I am sure Mrs. Thompson’s sons (Nils and Tommy) left for school as usual that cold morning, March 4, 1908. Just as all those folks in Boyertown had walked to the second floor of the Rhoad’s Building, the Thompson boys walked into their school. Nils and Tommy attended Collinwood Lake View School in North Collinwood Ohio (once called a pretty little suburb of Cleveland, OH).

How did these Thompson boys meet their death? Their school, Collinwood Lake View School, would burn, taking the lives of one hundred seventy two children and two female teachers. But what happened you ask?

“Two little girls coming from the basement saw smoke. Before the janitor sounded the alarm a mass of flames was sweeping up the stairway from the basement. Before the children on the upper floor could reach the ground floor egress was cut off and they perished.”

The building lacked fire escapes. There were two exits and one was barred. Just as in the Boyertown Opera house, people couldn’t escape and died in the buildings. When the fire company arrived at the schoolhouse they found their ladders could not reach the third floor.

The outcome of this fire, just as the fire in Boyertown, caused so many broken families and so many broken hearts. One hundred and seventy two children and two teachers died on March 4, 1908. Just as Boyertown had twenty five unidentified victims, Collinwood had nineteen children who could not be identified. Just as Boyertown victims were identified by a piece of clothing, or a ring or a pin, so were the children of Collinwood identified by clothing and other things. Sadness and grief covered that community in Ohio just as Boyertown was covered with sadness and grief two month earlier.
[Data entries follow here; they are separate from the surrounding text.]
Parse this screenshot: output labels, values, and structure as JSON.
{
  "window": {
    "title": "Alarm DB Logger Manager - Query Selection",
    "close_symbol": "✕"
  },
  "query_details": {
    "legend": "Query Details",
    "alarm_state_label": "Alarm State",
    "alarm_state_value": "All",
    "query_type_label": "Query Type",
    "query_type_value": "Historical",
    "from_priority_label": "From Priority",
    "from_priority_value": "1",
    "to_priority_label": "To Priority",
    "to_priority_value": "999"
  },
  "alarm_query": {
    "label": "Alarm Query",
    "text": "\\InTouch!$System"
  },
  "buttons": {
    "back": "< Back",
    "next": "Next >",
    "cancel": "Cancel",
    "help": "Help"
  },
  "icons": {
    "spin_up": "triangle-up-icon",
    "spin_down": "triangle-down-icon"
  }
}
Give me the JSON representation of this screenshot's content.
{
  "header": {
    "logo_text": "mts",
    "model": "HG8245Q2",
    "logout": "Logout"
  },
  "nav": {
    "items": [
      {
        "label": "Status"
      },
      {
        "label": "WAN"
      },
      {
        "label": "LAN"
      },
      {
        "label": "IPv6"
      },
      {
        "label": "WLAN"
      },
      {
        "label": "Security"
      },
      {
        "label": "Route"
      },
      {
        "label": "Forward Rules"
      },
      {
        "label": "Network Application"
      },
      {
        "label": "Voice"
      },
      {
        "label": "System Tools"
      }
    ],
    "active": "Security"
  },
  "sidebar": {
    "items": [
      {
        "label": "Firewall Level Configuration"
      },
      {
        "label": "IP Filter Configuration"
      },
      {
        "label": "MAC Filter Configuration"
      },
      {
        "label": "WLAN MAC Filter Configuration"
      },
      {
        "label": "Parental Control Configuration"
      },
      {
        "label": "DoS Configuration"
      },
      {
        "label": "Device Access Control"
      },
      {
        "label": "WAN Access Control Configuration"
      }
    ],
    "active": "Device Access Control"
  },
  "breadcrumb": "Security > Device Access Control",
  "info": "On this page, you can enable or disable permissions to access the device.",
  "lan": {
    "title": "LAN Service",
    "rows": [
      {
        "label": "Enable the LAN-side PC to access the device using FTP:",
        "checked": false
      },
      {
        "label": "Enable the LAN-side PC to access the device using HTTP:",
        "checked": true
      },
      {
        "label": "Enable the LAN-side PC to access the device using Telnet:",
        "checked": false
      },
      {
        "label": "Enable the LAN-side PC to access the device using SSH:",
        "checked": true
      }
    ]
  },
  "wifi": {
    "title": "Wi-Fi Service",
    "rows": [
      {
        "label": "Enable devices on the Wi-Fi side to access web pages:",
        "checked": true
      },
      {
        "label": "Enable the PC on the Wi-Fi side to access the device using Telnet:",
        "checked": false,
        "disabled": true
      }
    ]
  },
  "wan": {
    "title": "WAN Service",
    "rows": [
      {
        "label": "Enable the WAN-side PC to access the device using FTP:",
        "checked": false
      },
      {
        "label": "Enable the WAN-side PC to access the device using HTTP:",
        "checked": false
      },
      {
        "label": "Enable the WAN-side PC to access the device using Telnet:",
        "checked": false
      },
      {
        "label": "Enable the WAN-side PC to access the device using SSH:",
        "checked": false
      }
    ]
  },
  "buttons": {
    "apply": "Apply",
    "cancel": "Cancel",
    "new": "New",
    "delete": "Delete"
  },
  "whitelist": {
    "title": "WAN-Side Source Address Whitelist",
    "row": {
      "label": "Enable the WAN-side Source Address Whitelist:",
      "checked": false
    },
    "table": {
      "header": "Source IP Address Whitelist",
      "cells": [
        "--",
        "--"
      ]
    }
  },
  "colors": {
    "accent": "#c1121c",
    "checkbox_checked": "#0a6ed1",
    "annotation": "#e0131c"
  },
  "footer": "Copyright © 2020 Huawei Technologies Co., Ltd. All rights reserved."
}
In October of 1908, a letter was sent to the mayor of Boyertown. It was written by a Mr. Rush, father of the John Rush who had lost his life in the school fire in Ohio. Mr. Rush was questioning what was done with the site where “that terrible disaster for which occurred in your village last winter when so many little children lost their lives. Did they construct a new building on the somber ground or did they reserve it to build a monument to the memory of the children? The reason I would like to know is because I lost my child in the school House Fire in Collinwood Ohio which was similar to the fire in your town. Now in Collinwood the authorities wish to rebuild the schoolhouse on the same site much to the dissatisfaction of the parents who lost their children, though we have money that was donated for the purpose of erecting a monument. We desire to erect it on the spot where the children died. Please write and tell me if you intend to rebuild or erect a monument over the ground where the fire took place.”

I am with sympathy

Your Friend,

SW Rush

As we all know, the opera house building was rebuilt. A memorial marker is on the side of the building and the Boyertown Historical Society had a State marker placed at Fairview Cemetery on the 100th anniversary of this fire.

What happened in Collinwood? In 1910 a new school was constructed directly next to the site of the Lake View School. The new school was called Collinwood Memorial School. Next door and on top of the site of the old school a memorial garden was created to remember the victims of this fire. A historical marker was dedicated in 2003 at this site.

And so, two communities over four hundred miles apart were mourning in the winter of 1908. Lives of so many of these families would change completely with the loss of the family unit. As we in our community of Boyertown reflect on the 105th anniversary of our devastating fire, let us remember another community who is also reflecting on the loss.

Rest in Peace Boyertown Opera House Victims and Collinwood Lake View School Victims.